Despite the vast research on the Carlisle Indian Industrial School, music is often overshadowed by the recognition of the school’s athletic program in the discussion of the place of extracurricular activities in Native American assimilation. This paper discusses the role of music in the assimilation of students at the Carlisle Indian School, drawing from the fields of both history and ethnomusicology to demonstrate that music had a much more profound effect on assimilation than athletics. Through a discussion on the differences between Native American and Western art music, and the disparity between their functions in society, it is clear that music marked a more profound transition toward assimilation for Native Americans at Indian boarding schools like the Carlisle Indian Industrial School.
Winston, Abigail C.
"The Role of Music in Assimilation of Students at the Carlisle Indian Industrial School,"
The Gettysburg Historical Journal: Vol. 18
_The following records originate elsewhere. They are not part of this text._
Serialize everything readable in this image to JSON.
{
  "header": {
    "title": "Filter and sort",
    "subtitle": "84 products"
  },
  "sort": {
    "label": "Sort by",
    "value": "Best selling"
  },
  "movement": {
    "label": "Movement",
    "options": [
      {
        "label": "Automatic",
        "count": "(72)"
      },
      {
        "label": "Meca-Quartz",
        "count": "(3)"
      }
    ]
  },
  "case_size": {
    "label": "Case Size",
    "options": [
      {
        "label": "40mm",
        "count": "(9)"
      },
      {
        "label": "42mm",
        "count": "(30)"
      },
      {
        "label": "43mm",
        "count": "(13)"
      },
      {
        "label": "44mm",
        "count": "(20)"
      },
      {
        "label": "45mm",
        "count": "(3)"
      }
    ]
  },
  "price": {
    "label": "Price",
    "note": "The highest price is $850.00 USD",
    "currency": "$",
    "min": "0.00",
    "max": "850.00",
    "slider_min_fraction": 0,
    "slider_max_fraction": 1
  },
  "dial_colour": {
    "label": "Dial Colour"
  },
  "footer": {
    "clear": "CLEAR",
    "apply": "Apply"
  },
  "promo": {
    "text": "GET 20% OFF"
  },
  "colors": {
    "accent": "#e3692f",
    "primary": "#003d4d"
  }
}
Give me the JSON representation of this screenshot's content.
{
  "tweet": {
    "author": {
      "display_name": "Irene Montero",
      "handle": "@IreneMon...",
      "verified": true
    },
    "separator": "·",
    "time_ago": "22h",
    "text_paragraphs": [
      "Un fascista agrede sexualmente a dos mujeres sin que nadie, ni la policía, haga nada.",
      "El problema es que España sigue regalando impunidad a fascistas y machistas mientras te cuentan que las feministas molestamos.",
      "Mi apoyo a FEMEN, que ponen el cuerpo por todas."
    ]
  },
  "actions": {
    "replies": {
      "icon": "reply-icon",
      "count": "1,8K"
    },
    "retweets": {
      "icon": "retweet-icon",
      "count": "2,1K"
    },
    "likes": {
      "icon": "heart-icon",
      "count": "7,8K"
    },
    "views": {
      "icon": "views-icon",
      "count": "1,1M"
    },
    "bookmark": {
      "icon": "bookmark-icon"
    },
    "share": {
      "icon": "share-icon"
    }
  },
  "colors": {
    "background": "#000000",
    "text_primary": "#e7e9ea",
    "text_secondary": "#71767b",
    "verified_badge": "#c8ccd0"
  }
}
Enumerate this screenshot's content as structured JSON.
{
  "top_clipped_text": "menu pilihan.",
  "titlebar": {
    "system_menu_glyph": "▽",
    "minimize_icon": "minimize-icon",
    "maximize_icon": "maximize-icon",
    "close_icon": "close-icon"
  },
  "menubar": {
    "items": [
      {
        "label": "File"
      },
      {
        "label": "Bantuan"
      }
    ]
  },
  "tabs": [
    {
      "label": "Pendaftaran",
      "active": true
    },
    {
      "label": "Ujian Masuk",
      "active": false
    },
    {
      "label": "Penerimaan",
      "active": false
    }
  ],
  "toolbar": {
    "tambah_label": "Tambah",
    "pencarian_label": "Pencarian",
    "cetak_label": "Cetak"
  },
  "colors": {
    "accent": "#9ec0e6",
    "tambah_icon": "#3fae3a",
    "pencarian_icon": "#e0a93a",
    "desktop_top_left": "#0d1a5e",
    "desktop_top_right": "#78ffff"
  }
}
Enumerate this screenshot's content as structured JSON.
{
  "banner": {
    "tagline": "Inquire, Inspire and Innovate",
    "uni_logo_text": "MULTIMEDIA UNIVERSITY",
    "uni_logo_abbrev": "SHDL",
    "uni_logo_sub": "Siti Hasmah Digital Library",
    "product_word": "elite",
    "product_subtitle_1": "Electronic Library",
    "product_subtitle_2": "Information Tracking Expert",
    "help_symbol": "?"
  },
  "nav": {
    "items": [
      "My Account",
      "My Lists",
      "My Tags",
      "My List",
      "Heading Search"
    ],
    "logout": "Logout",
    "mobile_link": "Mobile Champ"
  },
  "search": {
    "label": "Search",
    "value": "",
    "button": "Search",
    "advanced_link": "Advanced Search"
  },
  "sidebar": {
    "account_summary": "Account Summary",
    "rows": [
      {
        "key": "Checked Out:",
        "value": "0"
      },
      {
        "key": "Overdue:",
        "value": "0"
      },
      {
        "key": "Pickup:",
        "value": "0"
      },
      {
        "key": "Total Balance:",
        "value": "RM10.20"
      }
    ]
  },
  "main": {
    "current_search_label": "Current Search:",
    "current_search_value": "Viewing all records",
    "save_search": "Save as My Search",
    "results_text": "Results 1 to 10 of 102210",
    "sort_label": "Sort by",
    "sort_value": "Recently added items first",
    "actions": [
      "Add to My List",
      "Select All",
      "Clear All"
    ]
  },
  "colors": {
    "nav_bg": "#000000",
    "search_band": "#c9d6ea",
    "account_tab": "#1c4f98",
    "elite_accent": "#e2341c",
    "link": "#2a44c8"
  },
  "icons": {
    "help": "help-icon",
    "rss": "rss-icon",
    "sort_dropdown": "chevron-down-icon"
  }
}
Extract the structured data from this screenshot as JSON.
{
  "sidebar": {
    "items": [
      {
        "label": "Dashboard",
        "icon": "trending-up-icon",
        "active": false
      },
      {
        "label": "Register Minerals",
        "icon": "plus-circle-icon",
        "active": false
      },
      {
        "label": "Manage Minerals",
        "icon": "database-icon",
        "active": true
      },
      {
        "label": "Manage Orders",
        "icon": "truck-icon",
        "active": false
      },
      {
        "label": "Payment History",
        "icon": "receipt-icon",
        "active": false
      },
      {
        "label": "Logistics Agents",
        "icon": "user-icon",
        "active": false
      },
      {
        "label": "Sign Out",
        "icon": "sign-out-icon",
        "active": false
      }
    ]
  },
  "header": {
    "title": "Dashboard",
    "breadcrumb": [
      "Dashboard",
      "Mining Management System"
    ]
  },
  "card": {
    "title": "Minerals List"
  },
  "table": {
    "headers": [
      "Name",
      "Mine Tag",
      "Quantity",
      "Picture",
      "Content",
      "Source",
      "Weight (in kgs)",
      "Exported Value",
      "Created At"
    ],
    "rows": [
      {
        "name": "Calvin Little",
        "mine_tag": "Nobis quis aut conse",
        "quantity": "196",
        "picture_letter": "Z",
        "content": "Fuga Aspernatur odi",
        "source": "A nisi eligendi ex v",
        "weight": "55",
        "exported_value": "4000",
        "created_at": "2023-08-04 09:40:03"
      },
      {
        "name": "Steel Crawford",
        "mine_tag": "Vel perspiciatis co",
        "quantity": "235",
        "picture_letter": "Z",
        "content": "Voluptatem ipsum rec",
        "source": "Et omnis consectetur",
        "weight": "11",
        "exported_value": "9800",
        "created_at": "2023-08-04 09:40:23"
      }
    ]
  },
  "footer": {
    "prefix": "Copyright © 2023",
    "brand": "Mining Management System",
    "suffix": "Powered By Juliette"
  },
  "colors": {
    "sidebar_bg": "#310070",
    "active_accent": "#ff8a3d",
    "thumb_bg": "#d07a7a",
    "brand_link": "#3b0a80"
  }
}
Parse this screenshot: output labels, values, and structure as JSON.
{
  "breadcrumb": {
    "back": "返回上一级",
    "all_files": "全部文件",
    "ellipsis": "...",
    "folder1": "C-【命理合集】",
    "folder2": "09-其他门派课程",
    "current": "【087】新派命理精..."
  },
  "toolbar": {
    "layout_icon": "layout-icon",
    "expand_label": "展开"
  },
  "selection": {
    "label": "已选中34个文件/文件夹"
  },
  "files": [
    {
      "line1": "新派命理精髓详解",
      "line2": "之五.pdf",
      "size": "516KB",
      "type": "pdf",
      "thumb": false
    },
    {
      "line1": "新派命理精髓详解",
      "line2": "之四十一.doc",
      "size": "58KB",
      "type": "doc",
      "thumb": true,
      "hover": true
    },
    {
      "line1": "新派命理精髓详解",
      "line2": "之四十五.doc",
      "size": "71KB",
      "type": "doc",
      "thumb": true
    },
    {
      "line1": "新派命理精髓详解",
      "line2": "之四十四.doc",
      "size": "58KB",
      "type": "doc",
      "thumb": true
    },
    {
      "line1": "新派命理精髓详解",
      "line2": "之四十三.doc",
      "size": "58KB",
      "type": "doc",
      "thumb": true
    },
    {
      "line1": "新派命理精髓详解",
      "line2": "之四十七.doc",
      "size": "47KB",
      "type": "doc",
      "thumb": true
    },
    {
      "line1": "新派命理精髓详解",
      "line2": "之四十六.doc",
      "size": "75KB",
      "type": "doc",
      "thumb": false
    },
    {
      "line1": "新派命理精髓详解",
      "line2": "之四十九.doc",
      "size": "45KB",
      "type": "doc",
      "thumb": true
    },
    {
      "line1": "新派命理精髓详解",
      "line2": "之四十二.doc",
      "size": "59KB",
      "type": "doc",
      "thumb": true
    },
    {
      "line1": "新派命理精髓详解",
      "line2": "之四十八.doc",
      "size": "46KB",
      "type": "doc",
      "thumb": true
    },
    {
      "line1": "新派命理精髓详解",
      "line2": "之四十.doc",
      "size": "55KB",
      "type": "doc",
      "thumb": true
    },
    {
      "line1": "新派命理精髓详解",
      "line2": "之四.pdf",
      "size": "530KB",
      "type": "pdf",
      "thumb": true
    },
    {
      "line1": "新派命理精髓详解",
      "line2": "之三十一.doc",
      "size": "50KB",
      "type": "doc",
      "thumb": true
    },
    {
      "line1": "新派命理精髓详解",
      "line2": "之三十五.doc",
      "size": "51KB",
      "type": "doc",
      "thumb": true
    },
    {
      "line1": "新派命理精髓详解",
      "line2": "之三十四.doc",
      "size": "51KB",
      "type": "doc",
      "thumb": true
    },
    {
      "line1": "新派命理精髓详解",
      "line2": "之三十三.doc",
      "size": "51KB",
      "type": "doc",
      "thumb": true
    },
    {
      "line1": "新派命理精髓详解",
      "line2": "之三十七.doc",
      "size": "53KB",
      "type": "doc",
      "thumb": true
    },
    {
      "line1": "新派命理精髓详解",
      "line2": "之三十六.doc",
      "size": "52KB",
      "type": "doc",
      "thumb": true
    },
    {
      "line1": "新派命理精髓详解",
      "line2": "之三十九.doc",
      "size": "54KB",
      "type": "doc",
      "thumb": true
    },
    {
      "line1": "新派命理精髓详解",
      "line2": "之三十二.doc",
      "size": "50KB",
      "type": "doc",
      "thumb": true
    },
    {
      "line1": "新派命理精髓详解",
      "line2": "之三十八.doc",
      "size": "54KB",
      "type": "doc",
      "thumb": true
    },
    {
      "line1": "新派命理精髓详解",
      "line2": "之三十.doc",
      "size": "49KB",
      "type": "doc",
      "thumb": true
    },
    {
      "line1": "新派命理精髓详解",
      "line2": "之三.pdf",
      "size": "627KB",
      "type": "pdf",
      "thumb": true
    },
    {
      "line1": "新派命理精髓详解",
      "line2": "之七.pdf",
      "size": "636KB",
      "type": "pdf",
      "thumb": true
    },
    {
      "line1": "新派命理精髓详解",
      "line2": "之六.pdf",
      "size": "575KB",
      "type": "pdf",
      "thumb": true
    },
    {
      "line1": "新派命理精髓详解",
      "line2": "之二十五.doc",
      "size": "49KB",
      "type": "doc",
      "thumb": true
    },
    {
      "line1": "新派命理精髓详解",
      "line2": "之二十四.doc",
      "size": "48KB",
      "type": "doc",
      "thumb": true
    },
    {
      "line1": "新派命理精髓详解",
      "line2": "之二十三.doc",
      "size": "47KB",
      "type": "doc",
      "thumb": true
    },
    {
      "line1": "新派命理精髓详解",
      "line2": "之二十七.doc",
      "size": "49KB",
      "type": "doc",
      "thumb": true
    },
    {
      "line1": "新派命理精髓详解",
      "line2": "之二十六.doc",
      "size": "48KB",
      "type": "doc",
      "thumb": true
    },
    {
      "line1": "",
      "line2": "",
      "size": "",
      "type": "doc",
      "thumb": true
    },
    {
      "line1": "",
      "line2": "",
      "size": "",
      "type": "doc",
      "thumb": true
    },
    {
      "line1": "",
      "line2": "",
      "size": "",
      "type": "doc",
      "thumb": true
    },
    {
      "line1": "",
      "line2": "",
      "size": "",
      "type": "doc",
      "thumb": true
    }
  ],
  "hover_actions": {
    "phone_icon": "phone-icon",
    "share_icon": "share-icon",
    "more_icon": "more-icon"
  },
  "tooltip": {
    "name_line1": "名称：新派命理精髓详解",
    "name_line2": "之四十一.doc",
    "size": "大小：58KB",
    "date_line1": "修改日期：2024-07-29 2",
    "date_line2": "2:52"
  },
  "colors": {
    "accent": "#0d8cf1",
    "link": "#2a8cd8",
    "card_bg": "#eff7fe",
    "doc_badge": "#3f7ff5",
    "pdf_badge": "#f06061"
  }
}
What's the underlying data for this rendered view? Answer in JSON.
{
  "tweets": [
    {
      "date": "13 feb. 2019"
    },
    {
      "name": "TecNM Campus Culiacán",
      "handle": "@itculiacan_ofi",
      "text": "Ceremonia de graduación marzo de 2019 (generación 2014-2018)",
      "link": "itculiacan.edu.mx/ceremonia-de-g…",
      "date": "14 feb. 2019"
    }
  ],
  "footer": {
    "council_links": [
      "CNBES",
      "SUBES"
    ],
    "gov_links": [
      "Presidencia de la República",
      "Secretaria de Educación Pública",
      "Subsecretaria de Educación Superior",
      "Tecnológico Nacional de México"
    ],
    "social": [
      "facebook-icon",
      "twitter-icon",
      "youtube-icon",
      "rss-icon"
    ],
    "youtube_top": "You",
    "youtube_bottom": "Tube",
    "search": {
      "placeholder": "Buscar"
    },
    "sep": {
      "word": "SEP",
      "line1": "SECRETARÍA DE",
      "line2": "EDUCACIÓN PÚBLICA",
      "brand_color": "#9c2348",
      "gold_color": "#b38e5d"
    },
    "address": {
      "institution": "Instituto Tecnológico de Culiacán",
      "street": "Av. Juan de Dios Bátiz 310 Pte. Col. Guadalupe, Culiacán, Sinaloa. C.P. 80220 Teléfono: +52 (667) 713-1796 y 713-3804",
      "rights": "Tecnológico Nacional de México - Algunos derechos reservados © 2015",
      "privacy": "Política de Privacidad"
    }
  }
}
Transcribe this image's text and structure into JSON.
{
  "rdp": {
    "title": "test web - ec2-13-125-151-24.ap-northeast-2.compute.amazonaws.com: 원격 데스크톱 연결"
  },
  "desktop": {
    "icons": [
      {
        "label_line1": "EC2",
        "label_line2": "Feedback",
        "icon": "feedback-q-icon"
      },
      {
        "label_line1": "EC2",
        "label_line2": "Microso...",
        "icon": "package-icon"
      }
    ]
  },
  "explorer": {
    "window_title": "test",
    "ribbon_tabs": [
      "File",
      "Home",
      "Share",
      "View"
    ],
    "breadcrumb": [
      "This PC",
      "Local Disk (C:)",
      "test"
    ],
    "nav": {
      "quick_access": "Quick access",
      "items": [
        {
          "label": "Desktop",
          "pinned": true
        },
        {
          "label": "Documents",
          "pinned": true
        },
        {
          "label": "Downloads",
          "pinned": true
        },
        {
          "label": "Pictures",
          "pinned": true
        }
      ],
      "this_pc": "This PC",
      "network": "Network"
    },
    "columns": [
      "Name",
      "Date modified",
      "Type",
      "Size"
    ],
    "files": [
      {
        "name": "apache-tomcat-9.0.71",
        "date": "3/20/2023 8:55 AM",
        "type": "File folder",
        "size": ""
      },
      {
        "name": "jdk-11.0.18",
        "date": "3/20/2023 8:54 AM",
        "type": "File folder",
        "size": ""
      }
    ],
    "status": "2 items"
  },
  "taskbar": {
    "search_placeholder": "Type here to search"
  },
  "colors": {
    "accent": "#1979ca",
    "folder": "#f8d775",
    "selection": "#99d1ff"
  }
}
, Article 9.
Available at: https://cupola.gettysburg.edu/ghj/vol18/iss1/9